Nothronychus (Greek for "sloth claw"); pronounced no-throw-NIKE-us
Southern North America
Middle-Late Cretaceous (90 million years ago)
Size and Weight:
About 15 feet long and 1 ton
Long arms with long, curved claws; possibly feathers
Demonstrating that surprises can lay in store for even the most experienced dinosaur hunters, the type fossil of Nothronychus was discovered in 2001 in the Zuni Basin on the New Mexico/Arizona border. What made this find especially significant is that Nothronychus was the first dinosaur of its kind, a therizinosaur, to be dug up outside Asia, which has prompted some quick thinking on the part of paleontologists.
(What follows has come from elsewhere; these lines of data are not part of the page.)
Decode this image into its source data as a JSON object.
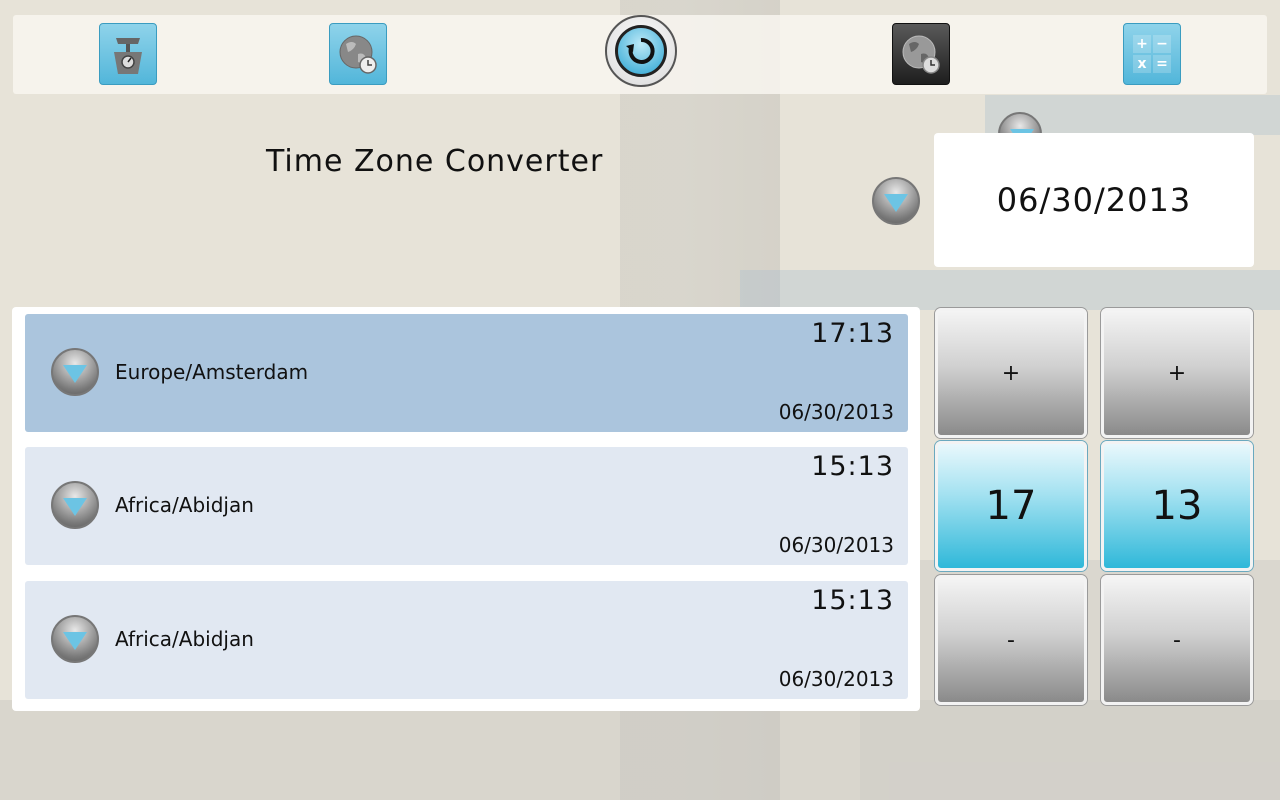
{
  "toolbar": {
    "buttons": [
      {
        "name": "scale-icon"
      },
      {
        "name": "world-clock-icon"
      },
      {
        "name": "refresh-icon"
      },
      {
        "name": "world-clock-dark-icon"
      },
      {
        "name": "calculator-icon"
      }
    ],
    "calculator_symbols": [
      "+",
      "−",
      "x",
      "="
    ]
  },
  "title": "Time Zone Converter",
  "date_picker": {
    "value": "06/30/2013"
  },
  "zones": [
    {
      "name": "Europe/Amsterdam",
      "time": "17:13",
      "date": "06/30/2013",
      "selected": true
    },
    {
      "name": "Africa/Abidjan",
      "time": "15:13",
      "date": "06/30/2013",
      "selected": false
    },
    {
      "name": "Africa/Abidjan",
      "time": "15:13",
      "date": "06/30/2013",
      "selected": false
    }
  ],
  "stepper": {
    "hour": {
      "plus": "+",
      "value": "17",
      "minus": "-"
    },
    "minute": {
      "plus": "+",
      "value": "13",
      "minus": "-"
    }
  },
  "colors": {
    "accent": "#52b6da",
    "row_selected": "#abc5dd",
    "row": "#e1e8f2"
  }
}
In 2009, an even bigger specimen--which has been assigned its own species under the Nothronychus umbrella--was unearthed in Utah, and later came the discovery of yet another therizinosaur genus, Falcarius.
As with other therizinosaurs, paleontologists speculate that Nothronychus used its long, curved claws much like a sloth, to climb trees and gather vegetation (although they're technically classified as theropods, the therizinosaurs seem to have been strict plant-eaters, or at the very least pursued omnivorous diets). However, additional information about this obscure, pot-bellied dinosaur--such as whether it sported primitive feathers--will have to await future fossil discoveries.